The global pumps and valves manufacturing industry is showing renewed interest in this year’s Pumps, Valves and Pipes Africa Expo (PVPA), which is taking place at Gallagher Convention Centre in Midrand, from May 20 to 22, says event organiser Exhibition Management...
Recent Research Reports
Steel 2015: A review of South Africa's steel sector (PDF Report)
Creamer Media’s Steel 2015 report provides an overview of the key developments in the global steel industry and particularly of South Africa’s steel sector over the past year, including details of production and consumption, as well as the country's primary carbon...
Projects in Progress 2015 - First Edition (PDF Report)
In fact, this edition of Creamer Media’s Projects in Progress 2015 supplement tracks developments taking place under the Renewable Energy Independent Power Producer Procurement Programme, which has had four bidding rounds. It appears to remain a shining light on the...
Electricity 2015: A review of South Africa's electricity sector (PDF Report)
Creamer Media’s Electricity 2015 report provides an overview of State-owned power utility Eskom and independent power producers, as well as electricity planning, transmission, distribution and the theft thereof, besides other issues.
Construction 2015: A review of South Africa’s construction sector (PDF Report)
Creamer Media’s Construction 2015 Report examines South Africa’s construction industry over the past 12 months.
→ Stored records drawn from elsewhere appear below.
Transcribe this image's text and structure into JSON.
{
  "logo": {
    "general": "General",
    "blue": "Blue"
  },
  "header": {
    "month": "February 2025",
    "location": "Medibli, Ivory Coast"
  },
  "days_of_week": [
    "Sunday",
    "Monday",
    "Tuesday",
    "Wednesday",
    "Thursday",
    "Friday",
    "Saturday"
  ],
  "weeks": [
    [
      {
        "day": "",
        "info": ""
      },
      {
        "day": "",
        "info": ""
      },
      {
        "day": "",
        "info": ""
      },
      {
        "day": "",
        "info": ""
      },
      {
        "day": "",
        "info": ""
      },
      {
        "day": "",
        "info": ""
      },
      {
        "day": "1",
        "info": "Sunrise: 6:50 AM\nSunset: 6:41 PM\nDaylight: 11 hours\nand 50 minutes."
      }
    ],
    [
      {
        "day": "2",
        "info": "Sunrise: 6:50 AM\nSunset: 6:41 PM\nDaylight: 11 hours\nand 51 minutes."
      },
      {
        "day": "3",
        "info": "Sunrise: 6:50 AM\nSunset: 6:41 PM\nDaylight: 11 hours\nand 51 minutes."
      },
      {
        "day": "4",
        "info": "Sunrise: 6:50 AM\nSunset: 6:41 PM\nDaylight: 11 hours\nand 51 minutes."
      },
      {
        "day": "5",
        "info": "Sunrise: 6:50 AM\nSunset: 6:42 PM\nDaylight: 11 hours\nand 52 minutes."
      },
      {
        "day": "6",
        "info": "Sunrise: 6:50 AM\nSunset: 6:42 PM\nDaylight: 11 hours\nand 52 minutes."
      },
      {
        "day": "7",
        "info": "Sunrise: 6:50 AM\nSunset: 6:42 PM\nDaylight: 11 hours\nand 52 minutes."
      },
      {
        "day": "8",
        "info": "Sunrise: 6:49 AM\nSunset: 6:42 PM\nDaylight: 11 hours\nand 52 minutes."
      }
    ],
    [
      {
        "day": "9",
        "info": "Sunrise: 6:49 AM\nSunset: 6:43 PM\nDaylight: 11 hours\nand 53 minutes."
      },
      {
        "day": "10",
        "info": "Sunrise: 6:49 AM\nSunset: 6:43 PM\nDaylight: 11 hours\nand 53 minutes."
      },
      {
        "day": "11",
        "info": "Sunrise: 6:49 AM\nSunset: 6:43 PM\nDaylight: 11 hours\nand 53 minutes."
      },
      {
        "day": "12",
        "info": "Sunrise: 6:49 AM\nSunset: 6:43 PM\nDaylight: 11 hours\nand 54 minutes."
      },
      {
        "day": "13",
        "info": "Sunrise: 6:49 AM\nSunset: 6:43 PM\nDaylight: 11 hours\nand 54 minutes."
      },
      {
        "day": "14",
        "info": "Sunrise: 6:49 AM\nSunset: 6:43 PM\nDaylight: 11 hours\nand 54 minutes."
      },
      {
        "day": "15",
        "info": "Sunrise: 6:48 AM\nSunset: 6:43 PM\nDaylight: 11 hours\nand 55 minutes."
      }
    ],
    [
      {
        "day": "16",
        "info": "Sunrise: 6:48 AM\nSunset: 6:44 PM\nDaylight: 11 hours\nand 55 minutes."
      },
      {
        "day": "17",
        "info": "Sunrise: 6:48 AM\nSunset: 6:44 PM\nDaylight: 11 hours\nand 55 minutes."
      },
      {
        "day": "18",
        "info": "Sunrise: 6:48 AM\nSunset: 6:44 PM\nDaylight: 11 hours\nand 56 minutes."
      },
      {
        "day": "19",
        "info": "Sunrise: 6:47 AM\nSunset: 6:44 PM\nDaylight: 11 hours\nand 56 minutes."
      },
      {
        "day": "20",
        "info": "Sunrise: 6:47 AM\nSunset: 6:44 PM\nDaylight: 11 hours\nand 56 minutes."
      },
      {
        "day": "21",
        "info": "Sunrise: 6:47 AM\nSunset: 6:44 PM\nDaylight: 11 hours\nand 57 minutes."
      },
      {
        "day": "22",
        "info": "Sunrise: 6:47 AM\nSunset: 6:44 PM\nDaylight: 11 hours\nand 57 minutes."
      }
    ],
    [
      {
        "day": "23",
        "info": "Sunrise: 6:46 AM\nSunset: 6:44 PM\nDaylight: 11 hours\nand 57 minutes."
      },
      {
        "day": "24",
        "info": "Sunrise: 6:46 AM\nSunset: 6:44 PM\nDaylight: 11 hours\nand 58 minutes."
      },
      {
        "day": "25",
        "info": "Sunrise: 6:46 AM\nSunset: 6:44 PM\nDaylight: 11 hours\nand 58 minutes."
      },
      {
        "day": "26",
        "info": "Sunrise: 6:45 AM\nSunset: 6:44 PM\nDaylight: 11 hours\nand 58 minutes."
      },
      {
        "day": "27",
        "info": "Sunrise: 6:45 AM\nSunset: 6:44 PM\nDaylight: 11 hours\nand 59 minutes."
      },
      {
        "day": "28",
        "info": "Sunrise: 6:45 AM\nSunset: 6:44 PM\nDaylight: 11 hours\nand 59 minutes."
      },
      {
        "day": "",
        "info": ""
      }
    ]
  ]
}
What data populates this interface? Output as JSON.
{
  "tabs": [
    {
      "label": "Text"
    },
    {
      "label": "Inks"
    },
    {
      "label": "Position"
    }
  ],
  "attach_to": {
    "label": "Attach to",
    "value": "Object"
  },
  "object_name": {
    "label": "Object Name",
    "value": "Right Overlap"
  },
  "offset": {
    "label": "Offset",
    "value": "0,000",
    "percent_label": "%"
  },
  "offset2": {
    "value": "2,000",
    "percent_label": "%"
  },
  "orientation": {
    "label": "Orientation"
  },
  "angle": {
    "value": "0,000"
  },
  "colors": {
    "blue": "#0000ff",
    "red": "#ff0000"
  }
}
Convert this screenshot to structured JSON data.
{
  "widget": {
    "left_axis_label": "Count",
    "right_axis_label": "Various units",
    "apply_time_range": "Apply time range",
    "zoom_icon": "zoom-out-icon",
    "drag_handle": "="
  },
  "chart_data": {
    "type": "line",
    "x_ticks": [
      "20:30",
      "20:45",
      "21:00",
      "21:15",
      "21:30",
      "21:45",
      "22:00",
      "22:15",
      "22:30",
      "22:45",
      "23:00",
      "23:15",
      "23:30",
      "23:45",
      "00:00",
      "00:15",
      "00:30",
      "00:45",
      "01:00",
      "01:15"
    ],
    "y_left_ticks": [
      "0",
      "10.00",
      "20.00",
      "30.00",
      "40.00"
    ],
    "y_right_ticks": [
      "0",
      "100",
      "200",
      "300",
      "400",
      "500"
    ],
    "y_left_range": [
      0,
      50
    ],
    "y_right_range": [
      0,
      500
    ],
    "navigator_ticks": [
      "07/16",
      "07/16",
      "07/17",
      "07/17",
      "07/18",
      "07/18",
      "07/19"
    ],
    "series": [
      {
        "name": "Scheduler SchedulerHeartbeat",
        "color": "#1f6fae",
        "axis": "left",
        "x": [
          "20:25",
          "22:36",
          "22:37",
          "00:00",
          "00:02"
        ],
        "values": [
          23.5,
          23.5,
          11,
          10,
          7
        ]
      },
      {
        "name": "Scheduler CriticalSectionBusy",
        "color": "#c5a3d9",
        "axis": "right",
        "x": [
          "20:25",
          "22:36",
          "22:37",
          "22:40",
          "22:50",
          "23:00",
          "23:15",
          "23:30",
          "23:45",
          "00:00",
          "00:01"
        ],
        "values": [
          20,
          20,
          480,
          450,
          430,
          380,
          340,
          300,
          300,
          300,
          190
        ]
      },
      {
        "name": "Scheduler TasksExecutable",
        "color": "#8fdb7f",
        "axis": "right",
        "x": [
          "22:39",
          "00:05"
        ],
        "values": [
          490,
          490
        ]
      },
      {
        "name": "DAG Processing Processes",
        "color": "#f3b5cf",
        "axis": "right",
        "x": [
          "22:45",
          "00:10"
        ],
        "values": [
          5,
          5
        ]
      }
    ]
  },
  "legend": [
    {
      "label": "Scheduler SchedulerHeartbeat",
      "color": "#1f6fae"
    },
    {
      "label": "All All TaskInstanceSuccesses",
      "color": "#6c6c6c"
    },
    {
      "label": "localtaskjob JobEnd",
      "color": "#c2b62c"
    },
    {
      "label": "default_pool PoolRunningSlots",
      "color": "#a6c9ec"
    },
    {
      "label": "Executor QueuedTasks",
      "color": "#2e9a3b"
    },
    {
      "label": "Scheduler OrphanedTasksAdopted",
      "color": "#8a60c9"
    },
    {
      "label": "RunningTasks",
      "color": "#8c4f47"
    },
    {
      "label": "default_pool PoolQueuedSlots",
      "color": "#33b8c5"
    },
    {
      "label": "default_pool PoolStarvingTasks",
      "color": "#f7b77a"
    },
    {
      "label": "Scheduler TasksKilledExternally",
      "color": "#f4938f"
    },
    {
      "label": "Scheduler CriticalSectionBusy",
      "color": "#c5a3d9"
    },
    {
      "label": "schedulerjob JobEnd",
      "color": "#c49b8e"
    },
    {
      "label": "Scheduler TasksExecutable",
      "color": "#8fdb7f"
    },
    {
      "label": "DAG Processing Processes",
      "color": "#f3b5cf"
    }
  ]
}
The report provides insight into the business environment; the key participants in the sector; local construction demand; geographic diversification;...
Liquid Fuels 2014 - A review of South Africa's Liquid Fuels sector (PDF Report)
Creamer Media’s Liquid Fuels 2014 Report examines these issues, focusing on the business environment, oil and gas exploration, the country’s feedstock supplies, the development of South Africa’s biofuels industry, fuel pricing, competition in the sector, the...
Water 2014: A review of South Africa's water sector (PDF Report)
Creamer Media’s Water 2014 report considers the aforementioned issues, not only in the South African context, but also in the African and global context, and examines the issues of water and sanitation, water quality and the demand for water, among others.
This Week's Magazine
Updated 2 hours 9 minutes ago While strongly welcoming the promulgation of the new Part 101 of South Africa’s civil aviation regulations, governing the commercial operation of civil remotely piloted aircraft (RPAs) in South Africa, the Commercial Unmanned Aircraft Association of Southern Africa...
Updated 2 hours 9 minutes ago LSM Distributors has contracted engineering consultancy WSP | Parsons Brinckerhoff Africa to undertake the R100-million restoration of the 54-year-old Kyalami racetrack, situated in Midrand. The restoration will assist in re-establishing it as a venue for...
Updated 2 hours 9 minutes ago South African Defence Minister Nosiviwe Mapisa-Nqakula has expressed the hope that the defence budget will be significantly increased over the next five years. She did so while addressing the media in her recent budget vote media briefing. The 2015/2016 defence...
Updated 2 hours 9 minutes ago The African Development Bank (AfDB) has been an implementing agency for the Global Environment Facility (GEF) since 2008. The relatively young portfolio has 28 projects over 30 countries on the continent according to the 2014 AfDB and GEF annual report released...
Updated 2 hours 9 minutes ago Investment in South African youth through apprenticeships and learnerships will not only create direct benefits for businesses but will also contribute significantly to job creation and socioeconomic transformation in the country.